The trouble with sepsis is that its signs can be elusive—and doctors and nurses must deliver precise, responsive, and specific medications to treat it—and timing is crucial.
Kevin had his transplant at the Jacksonville, FL branch of one of the leading hospitals in the US, the Mayo Clinic. Mayo had very recently integrated a new sepsis detection and treatment software called AWARE, by Ambient Clinical Analytics. Developed by Mayo’s own innovation team, AWARE electronically monitors all patients at risk of sepsis in a hospital—especially in the emergency room or intensive care unit (ICU). AWARE uses various algorithms to analyze a patient’s vital signs and can determine very quickly if they go into the range of sepsis—then alerts doctors. Once Kevin’s severe sepsis was detected, the tool triggered its treatment protocol, making sure fluids and antibiotics were given at very specific times in response to his status. Published research shows that electronic monitoring and decision support algorithms reduce sepsis mortality by 25% to 50% (1), (2). Kevin’s quick recovery is a testament to just how effective this can be.
"Ambient's tool reduced hospital charges by $43,745 per visit"
Ambient’s AWARE tool is based on analytics technology licensed from the Mayo Clinic and has received FDA Class 2 clearance, making it one of the few products considered "Software as a Medical Device.” The tool organizes relevant patient data, informs the best care options, and helps prevent errors. Research has shown that Ambient cuts the length of stay in the ICU in half and reduces errors by 50%—putting a dent in the nearly $49B that preventable medical errors cost our healthcare system each year. Ambient's tool also reduced the costs of hospital stays by 30%—or $43,745 per visit—a nontrivial amount.
Ambient also gives providers feedback in close to real time about how responsive they were to patients and how each patient reacted to treatments. This helps the hospital care team improve their care and patient outcomes. “Changing human behavior is really difficult. For quality improvement, this tool works because you’re able to provide [health care providers] with that feedback,” says Dr. Pablo Moreno—one of Kevin’s physicians at Mayo Clinic.
Kevin makes the most of the days he has been given. “I’m in extra innings," he says. "I want to go skydiving but Brenda thinks it’s too dangerous. We live on a small lake. We go kayaking and swimming. On the weekends, we have all our friends over—last week a friend was baptized on the lake.” He reflects, “I think I’m a better father after all this, and a better husband. My wife has been my rock. All of this was harder on her—she had to deal with helping me get better and figure out what to do if I didn’t.”
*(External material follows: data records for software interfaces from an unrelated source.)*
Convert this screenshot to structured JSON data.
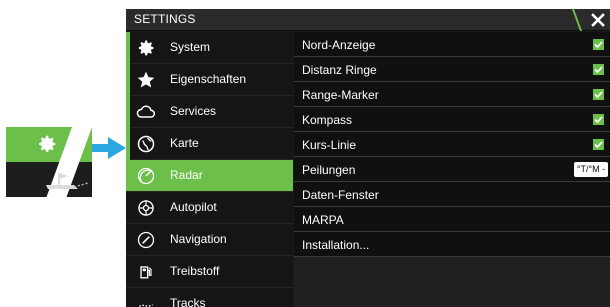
{
  "window": {
    "title": "SETTINGS",
    "accent_color": "#6cc04a"
  },
  "sidebar": {
    "items": [
      {
        "label": "System",
        "icon": "gear-icon"
      },
      {
        "label": "Eigenschaften",
        "icon": "star-icon"
      },
      {
        "label": "Services",
        "icon": "cloud-icon"
      },
      {
        "label": "Karte",
        "icon": "globe-icon"
      },
      {
        "label": "Radar",
        "icon": "radar-icon",
        "active": true
      },
      {
        "label": "Autopilot",
        "icon": "autopilot-icon"
      },
      {
        "label": "Navigation",
        "icon": "compass-icon"
      },
      {
        "label": "Treibstoff",
        "icon": "fuel-icon"
      },
      {
        "label": "Tracks",
        "icon": "tracks-icon"
      }
    ]
  },
  "radar_settings": {
    "rows": [
      {
        "label": "Nord-Anzeige",
        "checked": true
      },
      {
        "label": "Distanz Ringe",
        "checked": true
      },
      {
        "label": "Range-Marker",
        "checked": true
      },
      {
        "label": "Kompass",
        "checked": true
      },
      {
        "label": "Kurs-Linie",
        "checked": true
      },
      {
        "label": "Peilungen",
        "value": "°T/°M -"
      },
      {
        "label": "Daten-Fenster"
      },
      {
        "label": "MARPA"
      },
      {
        "label": "Installation..."
      }
    ]
  }
}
"A few months after I was home from my liver transplant, my kids said how glad they were to have 'Happy Daddy back.' It was bittersweet. It was hard to realize I had been 'Grumpy Daddy' for so long during my illness." This week, over three years after he surprised his daughter at the dress shop, Kevin donned a tuxedo and joined her again—this time to escort her on stage in front of the whole town for her senior homecoming court.
After a lifetime of planning for an early death, Kevin is coming to terms with setting new goals and expectations for his future. "When I was younger I never thought I'd live long enough to see my kids graduate. Now I'm looking at the possibility of being a grandfather." He's determined to make the most of his extra innings—and use them to serve others. Twice a year he goes back to Mayo Clinic for exams. “I always go up to the floor where I stayed and see some of the nurses and doctors who helped me—to thank them. This last time I saw a man who was so yellow from jaundice. I got to show him—‘this is what you get to expect.
There is life after this.'"
To learn more about Ambient Clinical Analytics, visit their website.